‘Expect more buck-passing from the government this winter’
Your digest of analysis from the British and international press
Clare Foges in The Times
Don’t bet on a hard winter toppling Boris Johnson
“David Cameron once said half-admiringly of [Boris] Johnson that ‘the thing about the greased piglet is that he manages to slip through other people’s hands where mere mortals fail’ – and in Manchester the piglet was coated head to toe in goose fat,” writes Clare Foges in The Times. Facing hard questions on “supply chains, Brexit, petrol shortages, inflationary pressures, the Northern Ireland protocol – shlooop! – away he slipped”, writes Foges, “lubricated by a lack of shame, a little charm and his rare felicity with the English language”. While Johnson’s opponents may be “consoled by the belief that a reckoning is fast approaching” – and in doing so, resembling “grim-faced peasants in some medieval fantasy drama” looking to “clouds gathering on the horizon” – from the government we should expect “a lot more buck-passing and blame-dodging this winter”, she writes. “Specifically, expect every Brexit-related problem to be reframed as a Brexit dividend.” It might all be “baloney”, says Foges, “but as far as the government is concerned it is baloney that large swathes of the public are buying”.
Jason Stockwood in The Guardian
My message to Newcastle’s Saudi owners: money alone can’t keep football alive
on the cost of a takeover
“As co-owner of Grimsby Town, I know how the football club looms large in people’s imaginations and their sense of civic identity, especially in post-industrial towns and cities,” writes Jason Stockwood in The Guardian. “That’s why it struck me as odd when news of the Saudi-led takeover of [Newcastle United] was met with almost universal delight from the fanbase.” The takeover will “bring vast amounts of money and investment to the north-east, and undoubtedly, the team will be full of even bigger names over the coming years,” writes Stockwood, “but at what cost to the region’s integrity?” And in the wake of the European Super League “debacle”, Newcastle fans only have to look back a few months “to see how international owners really feel about the fans who live in the communities of the clubs”. That is, “they are secondary to global audiences and revenue maximisation”.
Patrick O’Flynn in The Telegraph
No-one should begrudge Boris a brief getaway
on media traditions
“Well you’ll never guess what Boris Johnson has gone and done now. He’s only jetted off for a sunny break in Marbella while the rest of us shiver and jostle for petrol,” writes Patrick O’Flynn in The Telegraph. Can anyone “remind me what I’m supposed to be cross about again?” he asks. Even the Sunday Mirror “seemed to be struggling to whip up any sense of genuine outrage”, he continues. “I am unaware of any prime ministerial foreign holiday in recorded history which has been greeted with enthusiasm,” O’Flynn writes. “Indeed, confected outrage about them has become a media tradition in itself.” But ultimately, the idea that the prime minister should not be able to take time off while there is “a single group that can be identified anywhere in society in some kind of unfortunate plight” is not just “absurd” – “it shows just how febrile public discourse has become”.

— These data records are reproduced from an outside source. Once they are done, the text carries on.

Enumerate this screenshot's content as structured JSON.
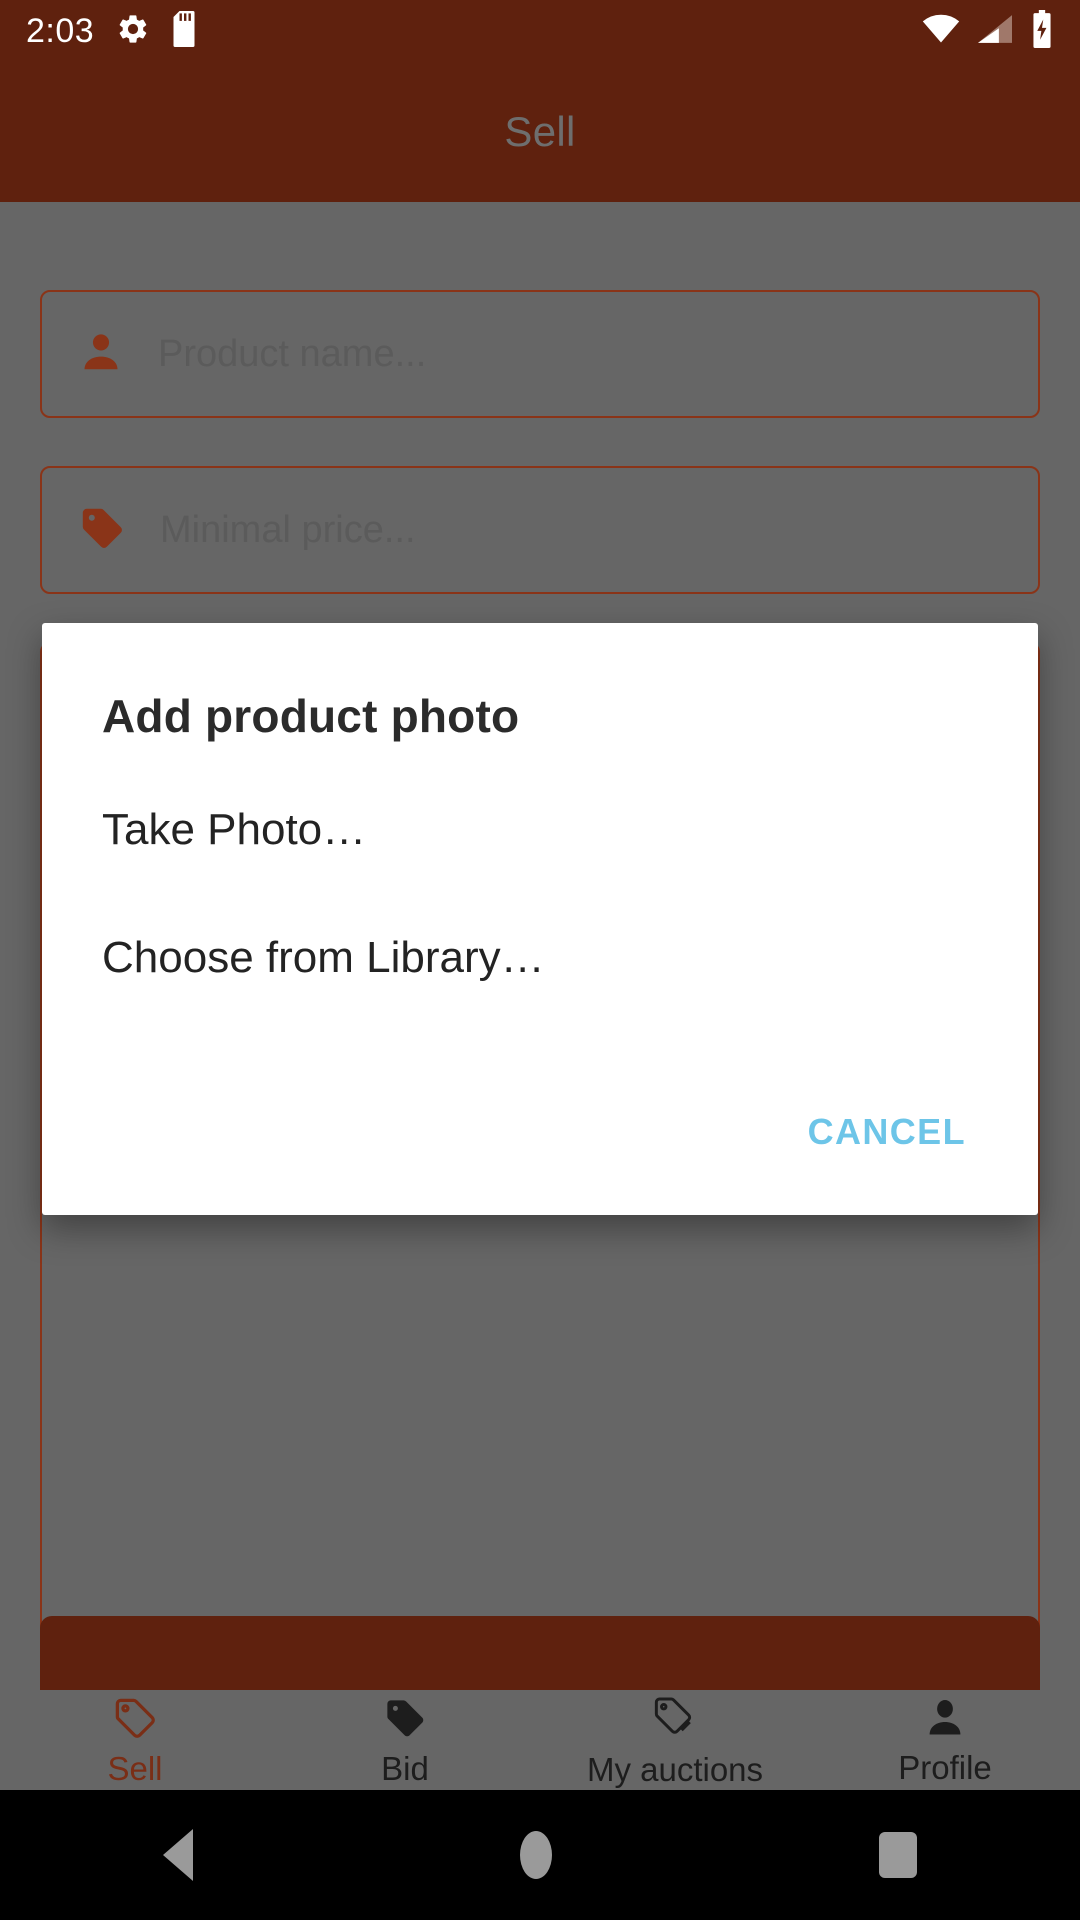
{
  "status_bar": {
    "clock": "2:03",
    "left_icons": [
      "settings-gear-icon",
      "sd-card-icon"
    ],
    "right_icons": [
      "wifi-icon",
      "cellular-signal-icon",
      "battery-charging-icon"
    ],
    "background_color": "#5f210e",
    "foreground_color": "#ffffff"
  },
  "app_bar": {
    "title": "Sell",
    "background_color": "#5f210e",
    "title_color": "#6e6e6e"
  },
  "form": {
    "scrim_color": "#666666",
    "field_border_color": "#8a3418",
    "fields": [
      {
        "icon": "person-icon",
        "placeholder": "Product name..."
      },
      {
        "icon": "price-tag-icon",
        "placeholder": "Minimal price..."
      },
      {
        "icon": "description-icon",
        "placeholder": ""
      }
    ],
    "submit_button": {
      "label": "",
      "color": "#5f210e"
    }
  },
  "dialog": {
    "title": "Add product photo",
    "options": [
      {
        "label": "Take Photo…"
      },
      {
        "label": "Choose from Library…"
      }
    ],
    "cancel_label": "CANCEL",
    "cancel_color": "#6dc5e8",
    "background_color": "#ffffff"
  },
  "bottom_nav": {
    "active_color": "#7a2e16",
    "inactive_color": "#1d1d1d",
    "items": [
      {
        "label": "Sell",
        "icon": "tag-outline-icon",
        "active": true
      },
      {
        "label": "Bid",
        "icon": "tag-filled-icon",
        "active": false
      },
      {
        "label": "My auctions",
        "icon": "double-tag-outline-icon",
        "active": false
      },
      {
        "label": "Profile",
        "icon": "person-filled-icon",
        "active": false
      }
    ]
  },
  "android_nav": {
    "back": "back-triangle-icon",
    "home": "home-circle-icon",
    "recents": "recents-square-icon",
    "icon_color": "#9a9a9a"
  }
}
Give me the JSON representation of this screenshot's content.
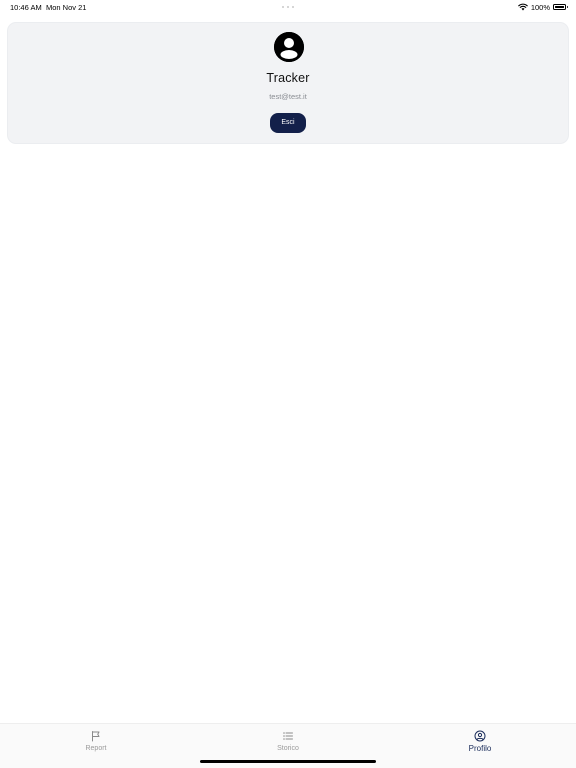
{
  "status_bar": {
    "time": "10:46 AM",
    "date": "Mon Nov 21",
    "battery": "100%",
    "battery_level": 1.0
  },
  "profile": {
    "avatar_icon": "user-circle-icon",
    "name": "Tracker",
    "email": "test@test.it",
    "logout_label": "Esci"
  },
  "tab_bar": {
    "tabs": [
      {
        "label": "Report",
        "icon": "flag-icon",
        "active": false
      },
      {
        "label": "Storico",
        "icon": "list-icon",
        "active": false
      },
      {
        "label": "Profilo",
        "icon": "user-circle-icon",
        "active": true
      }
    ]
  },
  "colors": {
    "accent": "#13204a",
    "active_tab": "#1b2d5b",
    "inactive_tab": "#9a9a9a",
    "card_background": "#f2f3f5"
  }
}
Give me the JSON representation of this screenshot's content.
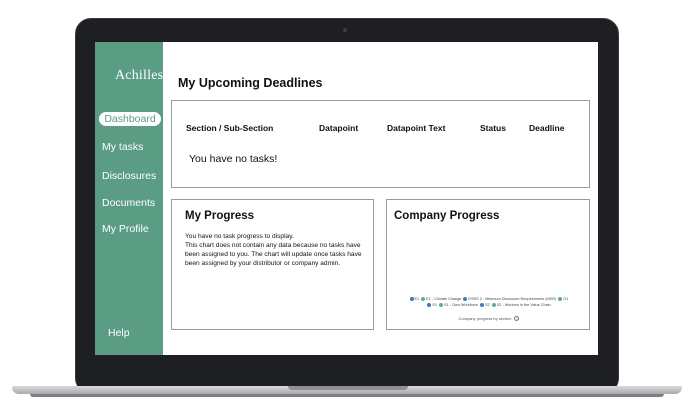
{
  "sidebar": {
    "logo": "Achilles",
    "items": [
      {
        "label": "Dashboard",
        "active": true
      },
      {
        "label": "My tasks",
        "active": false
      },
      {
        "label": "Disclosures",
        "active": false
      },
      {
        "label": "Documents",
        "active": false
      },
      {
        "label": "My Profile",
        "active": false
      }
    ],
    "help": "Help"
  },
  "main": {
    "title": "My Upcoming Deadlines",
    "deadlines": {
      "columns": [
        "Section / Sub-Section",
        "Datapoint",
        "Datapoint Text",
        "Status",
        "Deadline"
      ],
      "empty": "You have no tasks!"
    },
    "my_progress": {
      "title": "My Progress",
      "lines": [
        "You have no task progress to display.",
        "This chart does not contain any data because no tasks have been assigned to you. The chart will update once tasks have been assigned by your distributor or company admin."
      ]
    },
    "company_progress": {
      "title": "Company Progress",
      "legend": [
        {
          "label": "E1",
          "color": "#4472c4"
        },
        {
          "label": "E1 - Climate Change",
          "color": "#5ab08c"
        },
        {
          "label": "ESRS 2 - Minimum Disclosure Requirements (MDR)",
          "color": "#3e7cc0"
        },
        {
          "label": "G1",
          "color": "#5ab08c"
        },
        {
          "label": "S1",
          "color": "#4472c4"
        },
        {
          "label": "S1 - Own Workforce",
          "color": "#5ab08c"
        },
        {
          "label": "S2",
          "color": "#3e7cc0"
        },
        {
          "label": "S2 - Workers in the Value Chain",
          "color": "#5ab08c"
        }
      ],
      "caption": "Company progress by section"
    }
  },
  "colors": {
    "sidebar": "#5a9c84",
    "frame": "#1e1f22"
  }
}
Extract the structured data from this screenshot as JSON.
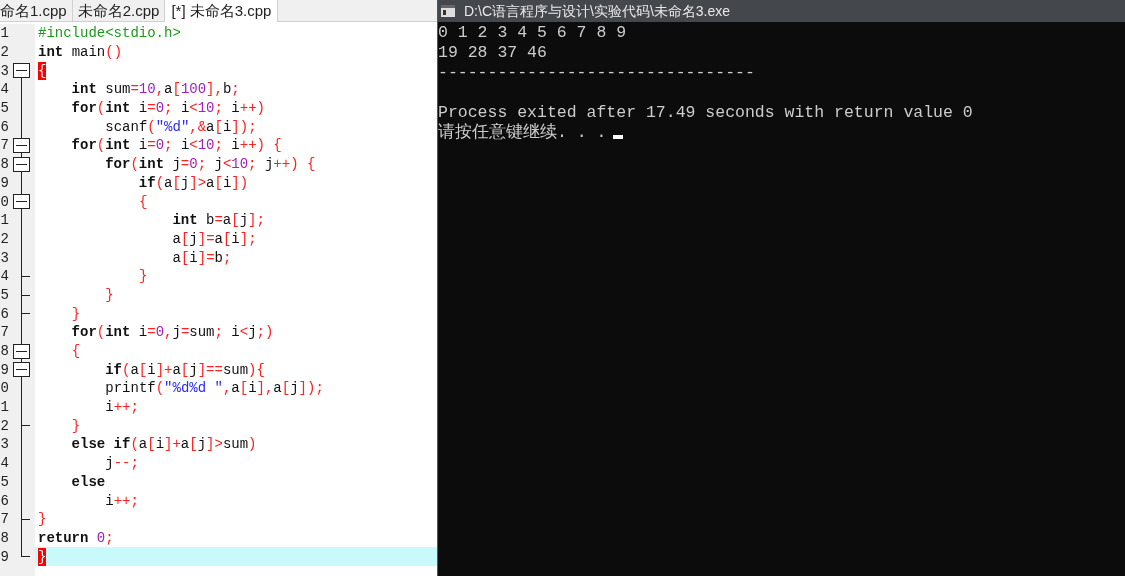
{
  "editor": {
    "tabs": [
      {
        "label": "命名1.cpp",
        "selected": false
      },
      {
        "label": "未命名2.cpp",
        "selected": false
      },
      {
        "label": "[*] 未命名3.cpp",
        "selected": true
      }
    ],
    "lines": [
      {
        "number": "1",
        "fold_start": false,
        "fold_end": false,
        "current": false,
        "segments": [
          {
            "kind": "pre",
            "text": "#include<stdio.h>"
          }
        ]
      },
      {
        "number": "2",
        "fold_start": false,
        "fold_end": false,
        "current": false,
        "segments": [
          {
            "kind": "kw",
            "text": "int"
          },
          {
            "kind": "code",
            "text": " main()"
          }
        ]
      },
      {
        "number": "3",
        "fold_start": true,
        "fold_end": false,
        "current": false,
        "segments": [
          {
            "kind": "match",
            "text": "{"
          }
        ]
      },
      {
        "number": "4",
        "fold_start": false,
        "fold_end": false,
        "current": false,
        "segments": [
          {
            "kind": "kw",
            "text": "    int"
          },
          {
            "kind": "code",
            "text": " sum=10,a[100],b;"
          }
        ]
      },
      {
        "number": "5",
        "fold_start": false,
        "fold_end": false,
        "current": false,
        "segments": [
          {
            "kind": "kw",
            "text": "    for"
          },
          {
            "kind": "code",
            "text": "("
          },
          {
            "kind": "kw",
            "text": "int"
          },
          {
            "kind": "code",
            "text": " i=0; i<10; i++)"
          }
        ]
      },
      {
        "number": "6",
        "fold_start": false,
        "fold_end": false,
        "current": false,
        "segments": [
          {
            "kind": "code",
            "text": "        scanf("
          },
          {
            "kind": "str",
            "text": "\"%d\""
          },
          {
            "kind": "code",
            "text": ",&a[i]);"
          }
        ]
      },
      {
        "number": "7",
        "fold_start": true,
        "fold_end": false,
        "current": false,
        "segments": [
          {
            "kind": "kw",
            "text": "    for"
          },
          {
            "kind": "code",
            "text": "("
          },
          {
            "kind": "kw",
            "text": "int"
          },
          {
            "kind": "code",
            "text": " i=0; i<10; i++) {"
          }
        ]
      },
      {
        "number": "8",
        "fold_start": true,
        "fold_end": false,
        "current": false,
        "segments": [
          {
            "kind": "kw",
            "text": "        for"
          },
          {
            "kind": "code",
            "text": "("
          },
          {
            "kind": "kw",
            "text": "int"
          },
          {
            "kind": "code",
            "text": " j=0; j<10; j++) {"
          }
        ]
      },
      {
        "number": "9",
        "fold_start": false,
        "fold_end": false,
        "current": false,
        "segments": [
          {
            "kind": "kw",
            "text": "            if"
          },
          {
            "kind": "code",
            "text": "(a[j]>a[i])"
          }
        ]
      },
      {
        "number": "0",
        "fold_start": true,
        "fold_end": false,
        "current": false,
        "segments": [
          {
            "kind": "code",
            "text": "            {"
          }
        ]
      },
      {
        "number": "1",
        "fold_start": false,
        "fold_end": false,
        "current": false,
        "segments": [
          {
            "kind": "kw",
            "text": "                int"
          },
          {
            "kind": "code",
            "text": " b=a[j];"
          }
        ]
      },
      {
        "number": "2",
        "fold_start": false,
        "fold_end": false,
        "current": false,
        "segments": [
          {
            "kind": "code",
            "text": "                a[j]=a[i];"
          }
        ]
      },
      {
        "number": "3",
        "fold_start": false,
        "fold_end": false,
        "current": false,
        "segments": [
          {
            "kind": "code",
            "text": "                a[i]=b;"
          }
        ]
      },
      {
        "number": "4",
        "fold_start": false,
        "fold_end": true,
        "current": false,
        "segments": [
          {
            "kind": "code",
            "text": "            }"
          }
        ]
      },
      {
        "number": "5",
        "fold_start": false,
        "fold_end": true,
        "current": false,
        "segments": [
          {
            "kind": "code",
            "text": "        }"
          }
        ]
      },
      {
        "number": "6",
        "fold_start": false,
        "fold_end": true,
        "current": false,
        "segments": [
          {
            "kind": "code",
            "text": "    }"
          }
        ]
      },
      {
        "number": "7",
        "fold_start": false,
        "fold_end": false,
        "current": false,
        "segments": [
          {
            "kind": "kw",
            "text": "    for"
          },
          {
            "kind": "code",
            "text": "("
          },
          {
            "kind": "kw",
            "text": "int"
          },
          {
            "kind": "code",
            "text": " i=0,j=sum; i<j;)"
          }
        ]
      },
      {
        "number": "8",
        "fold_start": true,
        "fold_end": false,
        "current": false,
        "segments": [
          {
            "kind": "code",
            "text": "    {"
          }
        ]
      },
      {
        "number": "9",
        "fold_start": true,
        "fold_end": false,
        "current": false,
        "segments": [
          {
            "kind": "kw",
            "text": "        if"
          },
          {
            "kind": "code",
            "text": "(a[i]+a[j]==sum){"
          }
        ]
      },
      {
        "number": "0",
        "fold_start": false,
        "fold_end": false,
        "current": false,
        "segments": [
          {
            "kind": "code",
            "text": "        printf("
          },
          {
            "kind": "str",
            "text": "\"%d%d \""
          },
          {
            "kind": "code",
            "text": ",a[i],a[j]);"
          }
        ]
      },
      {
        "number": "1",
        "fold_start": false,
        "fold_end": false,
        "current": false,
        "segments": [
          {
            "kind": "code",
            "text": "        i++;"
          }
        ]
      },
      {
        "number": "2",
        "fold_start": false,
        "fold_end": true,
        "current": false,
        "segments": [
          {
            "kind": "code",
            "text": "    }"
          }
        ]
      },
      {
        "number": "3",
        "fold_start": false,
        "fold_end": false,
        "current": false,
        "segments": [
          {
            "kind": "kw",
            "text": "    else if"
          },
          {
            "kind": "code",
            "text": "(a[i]+a[j]>sum)"
          }
        ]
      },
      {
        "number": "4",
        "fold_start": false,
        "fold_end": false,
        "current": false,
        "segments": [
          {
            "kind": "code",
            "text": "        j--;"
          }
        ]
      },
      {
        "number": "5",
        "fold_start": false,
        "fold_end": false,
        "current": false,
        "segments": [
          {
            "kind": "kw",
            "text": "    else"
          }
        ]
      },
      {
        "number": "6",
        "fold_start": false,
        "fold_end": false,
        "current": false,
        "segments": [
          {
            "kind": "code",
            "text": "        i++;"
          }
        ]
      },
      {
        "number": "7",
        "fold_start": false,
        "fold_end": true,
        "current": false,
        "segments": [
          {
            "kind": "code",
            "text": "}"
          }
        ]
      },
      {
        "number": "8",
        "fold_start": false,
        "fold_end": false,
        "current": false,
        "segments": [
          {
            "kind": "kw",
            "text": "return"
          },
          {
            "kind": "code",
            "text": " 0;"
          }
        ]
      },
      {
        "number": "9",
        "fold_start": false,
        "fold_end": true,
        "current": true,
        "segments": [
          {
            "kind": "match",
            "text": "}"
          }
        ]
      }
    ]
  },
  "console": {
    "title": "D:\\C语言程序与设计\\实验代码\\未命名3.exe",
    "lines": [
      "0 1 2 3 4 5 6 7 8 9",
      "19 28 37 46",
      "--------------------------------",
      "Process exited after 17.49 seconds with return value 0",
      "请按任意键继续. . ."
    ]
  }
}
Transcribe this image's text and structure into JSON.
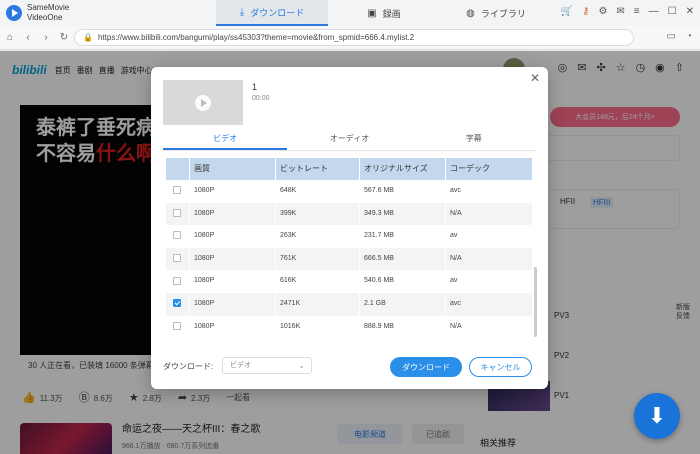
{
  "app": {
    "name_line1": "SameMovie",
    "name_line2": "VideoOne",
    "tabs": [
      {
        "label": "ダウンロード",
        "icon": "download-icon"
      },
      {
        "label": "録画",
        "icon": "record-icon"
      },
      {
        "label": "ライブラリ",
        "icon": "library-icon"
      }
    ],
    "active_tab": "ダウンロード"
  },
  "browser": {
    "url": "https://www.bilibili.com/bangumi/play/ss45303?theme=movie&from_spmid=666.4.mylist.2"
  },
  "site": {
    "logo": "bilibili",
    "nav": [
      "首页",
      "番剧",
      "直播",
      "游戏中心"
    ]
  },
  "page": {
    "subtitle_line1": "泰裤了垂死病",
    "subtitle_line2_a": "不容易",
    "subtitle_line2_b": "什么啊",
    "viewer_line": "30 人正在看，已装填 16000 条弹幕",
    "actions": [
      {
        "icon": "like-icon",
        "value": "11.3万"
      },
      {
        "icon": "coin-icon",
        "value": "8.6万"
      },
      {
        "icon": "star-icon",
        "value": "2.8万"
      },
      {
        "icon": "share-icon",
        "value": "2.3万"
      },
      {
        "icon": "",
        "value": "一起看"
      }
    ],
    "vip_promo": "大会员148元，后24个月>",
    "quality_a": "HFII",
    "quality_b": "HFIII",
    "episodes": [
      "PV3",
      "PV2",
      "PV1"
    ],
    "side_extra": "新版\n反馈",
    "related": "相关推荐",
    "rec_title": "命运之夜——天之杯III：春之歌",
    "rec_meta": "966.1万播放 · 680.7万系列追番",
    "rec_btn1": "电影频道",
    "rec_btn2": "已追剧"
  },
  "dialog": {
    "video_title": "1",
    "video_duration": "00:00",
    "tabs": [
      "ビデオ",
      "オーディオ",
      "字幕"
    ],
    "active_tab": "ビデオ",
    "columns": [
      "画質",
      "ビットレート",
      "オリジナルサイズ",
      "コーデック"
    ],
    "rows": [
      {
        "checked": false,
        "quality": "1080P",
        "bitrate": "648K",
        "size": "567.6 MB",
        "codec": "avc"
      },
      {
        "checked": false,
        "quality": "1080P",
        "bitrate": "399K",
        "size": "349.3 MB",
        "codec": "N/A"
      },
      {
        "checked": false,
        "quality": "1080P",
        "bitrate": "263K",
        "size": "231.7 MB",
        "codec": "av"
      },
      {
        "checked": false,
        "quality": "1080P",
        "bitrate": "761K",
        "size": "666.5 MB",
        "codec": "N/A"
      },
      {
        "checked": false,
        "quality": "1080P",
        "bitrate": "616K",
        "size": "540.6 MB",
        "codec": "av"
      },
      {
        "checked": true,
        "quality": "1080P",
        "bitrate": "2471K",
        "size": "2.1 GB",
        "codec": "avc"
      },
      {
        "checked": false,
        "quality": "1080P",
        "bitrate": "1016K",
        "size": "888.9 MB",
        "codec": "N/A"
      }
    ],
    "download_label": "ダウンロード:",
    "download_select": "ビデオ",
    "download_button": "ダウンロード",
    "cancel_button": "キャンセル"
  },
  "colors": {
    "accent": "#2a8fe8",
    "table_header": "#c3d8ec",
    "vip": "#ff6b8b"
  }
}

Sam Leith in The Spectator
No, the term ‘white privilege’ is not extremist
on the self-evident
Tory MP Jonathan Gullis “last week raised the delightful possibility that the big family of what we might call the terrorism community should be expanded yet further,” writes Sam Leith in The Spectator. The MP for Stoke-on-Trent North declared ‘white privilege’ to be “an extremist term”, writes Leith. “Goodness. Even now I see it: online social studies graduates and right-on corporate HR functionaries hauling on the old orange PJs and trooping glumly into their cells in some British equivalent of Guantanamo Bay,” he continues. But while we all might be tempted to report people to Prevent “just for being a bit annoying” it is not “really the way that elected MPs should be talking”, Leith writes. “‘White privilege’ is no more than a jargonish phrase for something that we know to be true,” he continues. “Far from being an extremist position, this is a point so uncontentious as to be a banality.”
Hamish McRae in The Independent
Solving labour shortages won’t be easy – but we can start by making jobs more attractive in a post-Covid world
on power dynamics
“Labour shortages are everywhere across the developed world,” writes Hamish McRae in The Independent. And while they are “very evident” in the UK, the same thing is happening in the US, France, Germany and several other developed nations. “The disruption from the pandemic has created more demand for some sorts of jobs but cut demand for others,” writes McRae, and in turn is leading to a “transformation of the relationship between workers and employers”. Perhaps the most important change in the way we work “will be one of atmosphere”, he continues. “Put bluntly, if jobs are scarce, employers all too often exploit that and treat people badly. If it is hard to attract people, they have to behave better,” he writes. And as everyone becomes accustomed to the new dynamic, “we will move to a more courteous relationship in the workplace”.